The original Science is Vital Campaign had great support from the Wellcome Trust, Cancer Research UK, The British Heart Foundation, The Physiological Society and many other organizations. It could not have happened without their financial, practical and moral support.
Investing in research enriches society and helps drive the economy. It led to our preeminent position in the 20th century, and will be vital in meeting the challenges of the 21st – whether they be in energy, medicine, infrastructure, computing, or simply humanity’s primal desire for discovery.
Dara O’Briain, the comedian with a degree in mathematical physics, says,
“If I wasn’t on tour I would be protesting in London with my fellow science geeks at Science is Vital – because it seems a good time to remind the Government that this country won’t keep winning Nobel prizes if they start to cut Science Funding.”
Sir Patrick Moore, CBE HonFRS FRAS, says,
“If we cut funds for science we’ll be shooting ourselves in the foot…
I support the Science Is Vital campaign 200%!”
Science is Vital is proud to be supported by
- Prof Sir Roy Anderson, FRS
- Prof Alan Baddeley, CBE FRS
- Prof Tanya Byron
- Prof Ann Dell, CBE FRS FMedSci
- Prof Uta Frith, FBA FMedSci FRS
See more notable signatories.
The Science is Vital Coalition thanks the following for financial support:
and gratefully acknowledges the support of:
The UK has a proud history of excellence in science, technology, engineering and mathematics. We are world-leaders in many fields of research, producing over 10% of global scientific output with only 1% of the global population, and despite spending less on science per capita than most of our competitors.

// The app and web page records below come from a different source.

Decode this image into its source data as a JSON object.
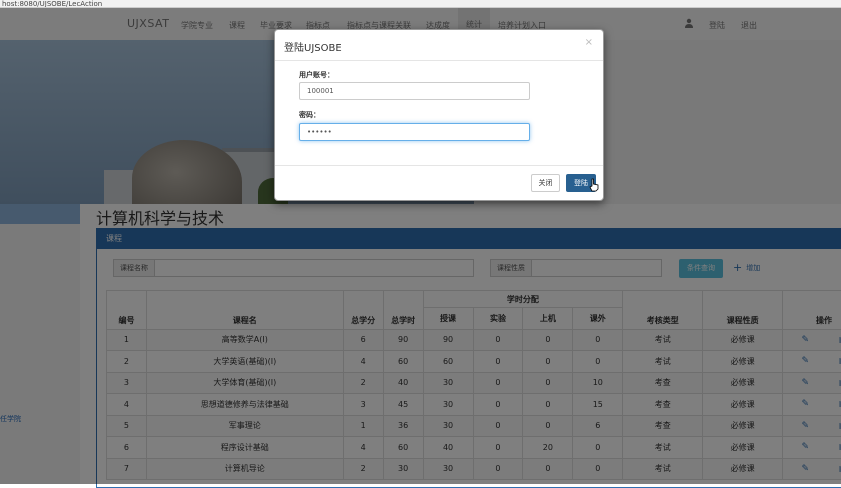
{
  "browser": {
    "url": "host:8080/UJSOBE/LecAction"
  },
  "navbar": {
    "brand": "UJXSAT",
    "items": [
      "学院专业",
      "课程",
      "毕业要求",
      "指标点",
      "指标点与课程关联",
      "达成度",
      "统计",
      "培养计划入口"
    ],
    "right_items": [
      "登陆",
      "退出"
    ]
  },
  "sidebar": {
    "link": "任学院"
  },
  "page": {
    "title": "计算机科学与技术"
  },
  "panel": {
    "title": "课程",
    "filter_name_label": "课程名称",
    "filter_type_label": "课程性质",
    "query_button": "条件查询",
    "add_link": "增加"
  },
  "table": {
    "group_header": "学时分配",
    "headers": [
      "编号",
      "课程名",
      "总学分",
      "总学时",
      "授课",
      "实验",
      "上机",
      "课外",
      "考核类型",
      "课程性质",
      "操作"
    ],
    "rows": [
      [
        "1",
        "高等数学A(I)",
        "6",
        "90",
        "90",
        "0",
        "0",
        "0",
        "考试",
        "必修课"
      ],
      [
        "2",
        "大学英语(基础)(I)",
        "4",
        "60",
        "60",
        "0",
        "0",
        "0",
        "考试",
        "必修课"
      ],
      [
        "3",
        "大学体育(基础)(I)",
        "2",
        "40",
        "30",
        "0",
        "0",
        "10",
        "考查",
        "必修课"
      ],
      [
        "4",
        "思想道德修养与法律基础",
        "3",
        "45",
        "30",
        "0",
        "0",
        "15",
        "考查",
        "必修课"
      ],
      [
        "5",
        "军事理论",
        "1",
        "36",
        "30",
        "0",
        "0",
        "6",
        "考查",
        "必修课"
      ],
      [
        "6",
        "程序设计基础",
        "4",
        "60",
        "40",
        "0",
        "20",
        "0",
        "考试",
        "必修课"
      ],
      [
        "7",
        "计算机导论",
        "2",
        "30",
        "30",
        "0",
        "0",
        "0",
        "考试",
        "必修课"
      ]
    ]
  },
  "modal": {
    "title": "登陆UJSOBE",
    "close_x": "×",
    "username_label": "用户账号：",
    "username_value": "100001",
    "password_label": "密码：",
    "password_value": "••••••",
    "close_button": "关闭",
    "login_button": "登陆"
  },
  "colors": {
    "primary": "#2f6fb0",
    "info": "#5bc0de",
    "login": "#286090"
  }
}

Our world-class research universities and institutes which attract excellence and investment from around the world have made us a global hub for science. Nations such as the United States, China, Germany, and France have all recognized the importance of investing in science especially in austere times – it could be catastrophic for the UK to do the exact opposite.